■ Task to carry out:
Your output must hold every entry exactly as written and none of the pictures.

:: Data for review ::

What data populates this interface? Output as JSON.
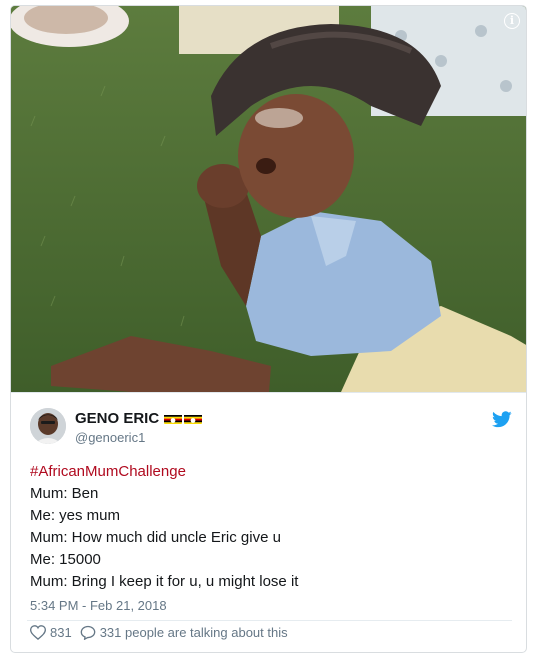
{
  "media": {
    "icon": "info-icon",
    "info_glyph": "i"
  },
  "author": {
    "display_name": "GENO ERIC",
    "handle": "@genoeric1",
    "flags": [
      "uganda-flag",
      "uganda-flag"
    ],
    "brand_icon": "twitter-bird-icon",
    "brand_color": "#1da1f2"
  },
  "tweet": {
    "hashtag": "#AfricanMumChallenge",
    "hashtag_color": "#b00a1f",
    "lines": [
      "Mum: Ben",
      "Me: yes mum",
      "Mum: How much did uncle Eric give u",
      "Me: 15000",
      "Mum: Bring I keep it for u, u might lose it"
    ],
    "timestamp": "5:34 PM - Feb 21, 2018"
  },
  "actions": {
    "likes_icon": "heart-icon",
    "likes_count": "831",
    "replies_icon": "reply-bubble-icon",
    "talking_text": "331 people are talking about this"
  }
}
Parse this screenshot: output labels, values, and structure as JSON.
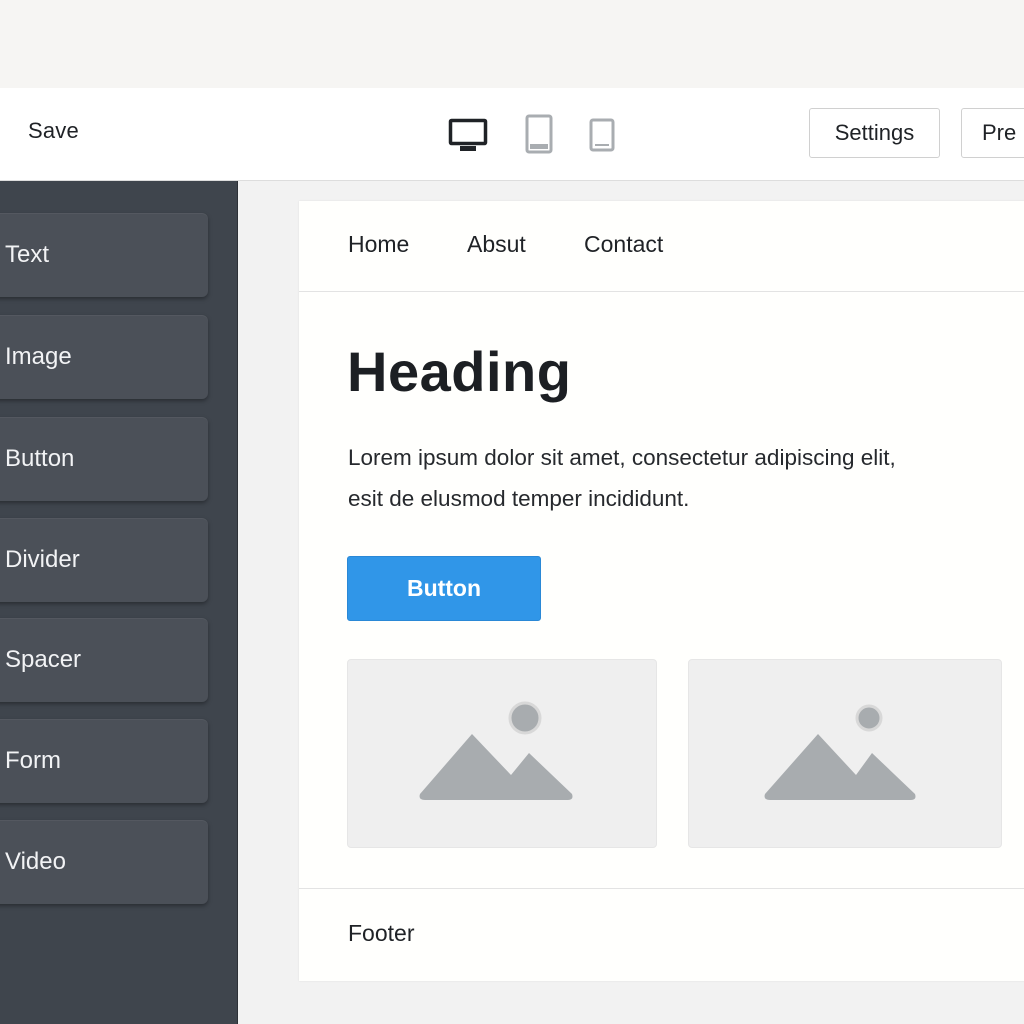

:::

■ Response to the task:
What data populates this interface? Output as JSON.
{
  "media": {
    "icon": "info-icon",
    "info_glyph": "i"
  },
  "author": {
    "display_name": "GENO ERIC",
    "handle": "@genoeric1",
    "flags": [
      "uganda-flag",
      "uganda-flag"
    ],
    "brand_icon": "twitter-bird-icon",
    "brand_color": "#1da1f2"
  },
  "tweet": {
    "hashtag": "#AfricanMumChallenge",
    "hashtag_color": "#b00a1f",
    "lines": [
      "Mum: Ben",
      "Me: yes mum",
      "Mum: How much did uncle Eric give u",
      "Me: 15000",
      "Mum: Bring I keep it for u, u might lose it"
    ],
    "timestamp": "5:34 PM - Feb 21, 2018"
  },
  "actions": {
    "likes_icon": "heart-icon",
    "likes_count": "831",
    "replies_icon": "reply-bubble-icon",
    "talking_text": "331 people are talking about this"
  }
}
Parse this screenshot: output labels, values, and structure as JSON.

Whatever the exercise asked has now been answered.